* [WHAT TO PRODUCE] The entries below are to be printed again word for word.

* [MATERIAL TO PROCESS]
______________________________

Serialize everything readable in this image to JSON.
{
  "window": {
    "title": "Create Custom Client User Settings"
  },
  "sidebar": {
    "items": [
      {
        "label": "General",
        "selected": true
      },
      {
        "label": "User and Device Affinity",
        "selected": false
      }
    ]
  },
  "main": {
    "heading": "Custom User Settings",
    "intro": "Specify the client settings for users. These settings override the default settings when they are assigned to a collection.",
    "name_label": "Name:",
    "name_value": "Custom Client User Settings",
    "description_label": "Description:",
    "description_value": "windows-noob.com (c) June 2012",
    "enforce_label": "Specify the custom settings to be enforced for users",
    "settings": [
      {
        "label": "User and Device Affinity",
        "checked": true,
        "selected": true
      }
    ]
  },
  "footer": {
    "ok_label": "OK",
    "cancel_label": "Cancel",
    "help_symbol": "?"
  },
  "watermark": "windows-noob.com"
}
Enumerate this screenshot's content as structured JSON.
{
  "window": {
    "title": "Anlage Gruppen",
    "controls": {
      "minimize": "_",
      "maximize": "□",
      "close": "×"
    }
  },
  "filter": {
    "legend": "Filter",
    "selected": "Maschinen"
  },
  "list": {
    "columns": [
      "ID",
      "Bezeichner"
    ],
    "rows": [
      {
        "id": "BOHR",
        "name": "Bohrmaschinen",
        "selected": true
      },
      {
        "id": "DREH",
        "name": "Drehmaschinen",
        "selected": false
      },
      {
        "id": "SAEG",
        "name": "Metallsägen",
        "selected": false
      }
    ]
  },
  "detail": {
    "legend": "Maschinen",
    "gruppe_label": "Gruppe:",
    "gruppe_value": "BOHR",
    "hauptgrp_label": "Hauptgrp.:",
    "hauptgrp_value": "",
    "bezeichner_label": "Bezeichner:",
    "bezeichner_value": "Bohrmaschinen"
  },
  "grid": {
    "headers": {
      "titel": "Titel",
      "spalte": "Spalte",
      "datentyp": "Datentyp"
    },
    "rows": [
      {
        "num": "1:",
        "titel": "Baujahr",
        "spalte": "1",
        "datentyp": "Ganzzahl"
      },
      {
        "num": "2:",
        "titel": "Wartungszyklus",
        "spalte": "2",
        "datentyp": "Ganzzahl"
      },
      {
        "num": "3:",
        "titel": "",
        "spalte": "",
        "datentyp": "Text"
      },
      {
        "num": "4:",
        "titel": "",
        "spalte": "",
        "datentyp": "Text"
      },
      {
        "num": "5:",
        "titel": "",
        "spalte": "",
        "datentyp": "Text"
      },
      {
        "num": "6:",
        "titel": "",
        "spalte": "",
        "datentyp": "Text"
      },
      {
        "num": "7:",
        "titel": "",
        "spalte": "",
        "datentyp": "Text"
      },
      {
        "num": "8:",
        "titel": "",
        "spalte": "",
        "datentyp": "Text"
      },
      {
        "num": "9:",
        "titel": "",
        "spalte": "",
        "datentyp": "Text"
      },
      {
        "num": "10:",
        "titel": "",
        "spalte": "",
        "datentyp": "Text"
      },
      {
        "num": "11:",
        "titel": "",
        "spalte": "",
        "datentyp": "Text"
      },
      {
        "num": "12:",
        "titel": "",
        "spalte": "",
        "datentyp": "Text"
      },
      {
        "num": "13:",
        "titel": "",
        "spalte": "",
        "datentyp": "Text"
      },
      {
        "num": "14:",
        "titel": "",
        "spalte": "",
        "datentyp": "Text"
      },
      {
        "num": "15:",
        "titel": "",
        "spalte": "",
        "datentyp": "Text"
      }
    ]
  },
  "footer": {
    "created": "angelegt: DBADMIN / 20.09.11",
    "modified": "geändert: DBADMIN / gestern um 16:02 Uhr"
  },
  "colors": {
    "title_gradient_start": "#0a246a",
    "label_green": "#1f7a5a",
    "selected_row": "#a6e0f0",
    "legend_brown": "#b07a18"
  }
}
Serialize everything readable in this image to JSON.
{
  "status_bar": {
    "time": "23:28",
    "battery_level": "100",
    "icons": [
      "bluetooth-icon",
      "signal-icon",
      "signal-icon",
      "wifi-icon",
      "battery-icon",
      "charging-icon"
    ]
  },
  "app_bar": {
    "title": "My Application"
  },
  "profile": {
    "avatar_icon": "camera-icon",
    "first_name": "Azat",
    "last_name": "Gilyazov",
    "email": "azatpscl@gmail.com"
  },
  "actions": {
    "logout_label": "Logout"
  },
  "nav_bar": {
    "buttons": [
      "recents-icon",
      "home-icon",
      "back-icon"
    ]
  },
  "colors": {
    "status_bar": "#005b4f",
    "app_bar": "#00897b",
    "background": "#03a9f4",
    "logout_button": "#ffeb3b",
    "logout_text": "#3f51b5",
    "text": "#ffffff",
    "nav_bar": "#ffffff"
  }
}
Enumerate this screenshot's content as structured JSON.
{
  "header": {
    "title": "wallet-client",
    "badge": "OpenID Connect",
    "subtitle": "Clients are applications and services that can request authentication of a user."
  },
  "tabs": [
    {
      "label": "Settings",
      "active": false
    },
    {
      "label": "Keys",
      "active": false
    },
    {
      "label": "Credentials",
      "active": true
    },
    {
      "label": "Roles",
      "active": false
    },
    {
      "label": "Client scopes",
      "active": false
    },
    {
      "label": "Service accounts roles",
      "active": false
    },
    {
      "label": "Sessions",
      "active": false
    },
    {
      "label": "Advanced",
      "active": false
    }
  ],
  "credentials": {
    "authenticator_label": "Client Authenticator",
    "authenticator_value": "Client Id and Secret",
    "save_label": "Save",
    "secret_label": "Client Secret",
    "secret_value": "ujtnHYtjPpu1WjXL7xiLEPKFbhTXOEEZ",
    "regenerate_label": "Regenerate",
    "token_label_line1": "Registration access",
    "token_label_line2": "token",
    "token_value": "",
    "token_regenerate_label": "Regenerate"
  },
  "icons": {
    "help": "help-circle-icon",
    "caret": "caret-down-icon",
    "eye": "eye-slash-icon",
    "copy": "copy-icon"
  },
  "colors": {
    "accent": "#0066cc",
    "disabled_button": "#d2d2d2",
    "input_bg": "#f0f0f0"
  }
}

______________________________

* [EXPECTED ANSWER]
Serialize everything readable in this image to JSON.
{
  "window": {
    "title": "Create Custom Client User Settings"
  },
  "sidebar": {
    "items": [
      {
        "label": "General",
        "selected": true
      },
      {
        "label": "User and Device Affinity",
        "selected": false
      }
    ]
  },
  "main": {
    "heading": "Custom User Settings",
    "intro": "Specify the client settings for users. These settings override the default settings when they are assigned to a collection.",
    "name_label": "Name:",
    "name_value": "Custom Client User Settings",
    "description_label": "Description:",
    "description_value": "windows-noob.com (c) June 2012",
    "enforce_label": "Specify the custom settings to be enforced for users",
    "settings": [
      {
        "label": "User and Device Affinity",
        "checked": true,
        "selected": true
      }
    ]
  },
  "footer": {
    "ok_label": "OK",
    "cancel_label": "Cancel",
    "help_symbol": "?"
  },
  "watermark": "windows-noob.com"
}
Enumerate this screenshot's content as structured JSON.
{
  "window": {
    "title": "Anlage Gruppen",
    "controls": {
      "minimize": "_",
      "maximize": "□",
      "close": "×"
    }
  },
  "filter": {
    "legend": "Filter",
    "selected": "Maschinen"
  },
  "list": {
    "columns": [
      "ID",
      "Bezeichner"
    ],
    "rows": [
      {
        "id": "BOHR",
        "name": "Bohrmaschinen",
        "selected": true
      },
      {
        "id": "DREH",
        "name": "Drehmaschinen",
        "selected": false
      },
      {
        "id": "SAEG",
        "name": "Metallsägen",
        "selected": false
      }
    ]
  },
  "detail": {
    "legend": "Maschinen",
    "gruppe_label": "Gruppe:",
    "gruppe_value": "BOHR",
    "hauptgrp_label": "Hauptgrp.:",
    "hauptgrp_value": "",
    "bezeichner_label": "Bezeichner:",
    "bezeichner_value": "Bohrmaschinen"
  },
  "grid": {
    "headers": {
      "titel": "Titel",
      "spalte": "Spalte",
      "datentyp": "Datentyp"
    },
    "rows": [
      {
        "num": "1:",
        "titel": "Baujahr",
        "spalte": "1",
        "datentyp": "Ganzzahl"
      },
      {
        "num": "2:",
        "titel": "Wartungszyklus",
        "spalte": "2",
        "datentyp": "Ganzzahl"
      },
      {
        "num": "3:",
        "titel": "",
        "spalte": "",
        "datentyp": "Text"
      },
      {
        "num": "4:",
        "titel": "",
        "spalte": "",
        "datentyp": "Text"
      },
      {
        "num": "5:",
        "titel": "",
        "spalte": "",
        "datentyp": "Text"
      },
      {
        "num": "6:",
        "titel": "",
        "spalte": "",
        "datentyp": "Text"
      },
      {
        "num": "7:",
        "titel": "",
        "spalte": "",
        "datentyp": "Text"
      },
      {
        "num": "8:",
        "titel": "",
        "spalte": "",
        "datentyp": "Text"
      },
      {
        "num": "9:",
        "titel": "",
        "spalte": "",
        "datentyp": "Text"
      },
      {
        "num": "10:",
        "titel": "",
        "spalte": "",
        "datentyp": "Text"
      },
      {
        "num": "11:",
        "titel": "",
        "spalte": "",
        "datentyp": "Text"
      },
      {
        "num": "12:",
        "titel": "",
        "spalte": "",
        "datentyp": "Text"
      },
      {
        "num": "13:",
        "titel": "",
        "spalte": "",
        "datentyp": "Text"
      },
      {
        "num": "14:",
        "titel": "",
        "spalte": "",
        "datentyp": "Text"
      },
      {
        "num": "15:",
        "titel": "",
        "spalte": "",
        "datentyp": "Text"
      }
    ]
  },
  "footer": {
    "created": "angelegt: DBADMIN / 20.09.11",
    "modified": "geändert: DBADMIN / gestern um 16:02 Uhr"
  },
  "colors": {
    "title_gradient_start": "#0a246a",
    "label_green": "#1f7a5a",
    "selected_row": "#a6e0f0",
    "legend_brown": "#b07a18"
  }
}
Serialize everything readable in this image to JSON.
{
  "status_bar": {
    "time": "23:28",
    "battery_level": "100",
    "icons": [
      "bluetooth-icon",
      "signal-icon",
      "signal-icon",
      "wifi-icon",
      "battery-icon",
      "charging-icon"
    ]
  },
  "app_bar": {
    "title": "My Application"
  },
  "profile": {
    "avatar_icon": "camera-icon",
    "first_name": "Azat",
    "last_name": "Gilyazov",
    "email": "azatpscl@gmail.com"
  },
  "actions": {
    "logout_label": "Logout"
  },
  "nav_bar": {
    "buttons": [
      "recents-icon",
      "home-icon",
      "back-icon"
    ]
  },
  "colors": {
    "status_bar": "#005b4f",
    "app_bar": "#00897b",
    "background": "#03a9f4",
    "logout_button": "#ffeb3b",
    "logout_text": "#3f51b5",
    "text": "#ffffff",
    "nav_bar": "#ffffff"
  }
}
Enumerate this screenshot's content as structured JSON.
{
  "header": {
    "title": "wallet-client",
    "badge": "OpenID Connect",
    "subtitle": "Clients are applications and services that can request authentication of a user."
  },
  "tabs": [
    {
      "label": "Settings",
      "active": false
    },
    {
      "label": "Keys",
      "active": false
    },
    {
      "label": "Credentials",
      "active": true
    },
    {
      "label": "Roles",
      "active": false
    },
    {
      "label": "Client scopes",
      "active": false
    },
    {
      "label": "Service accounts roles",
      "active": false
    },
    {
      "label": "Sessions",
      "active": false
    },
    {
      "label": "Advanced",
      "active": false
    }
  ],
  "credentials": {
    "authenticator_label": "Client Authenticator",
    "authenticator_value": "Client Id and Secret",
    "save_label": "Save",
    "secret_label": "Client Secret",
    "secret_value": "ujtnHYtjPpu1WjXL7xiLEPKFbhTXOEEZ",
    "regenerate_label": "Regenerate",
    "token_label_line1": "Registration access",
    "token_label_line2": "token",
    "token_value": "",
    "token_regenerate_label": "Regenerate"
  },
  "icons": {
    "help": "help-circle-icon",
    "caret": "caret-down-icon",
    "eye": "eye-slash-icon",
    "copy": "copy-icon"
  },
  "colors": {
    "accent": "#0066cc",
    "disabled_button": "#d2d2d2",
    "input_bg": "#f0f0f0"
  }
}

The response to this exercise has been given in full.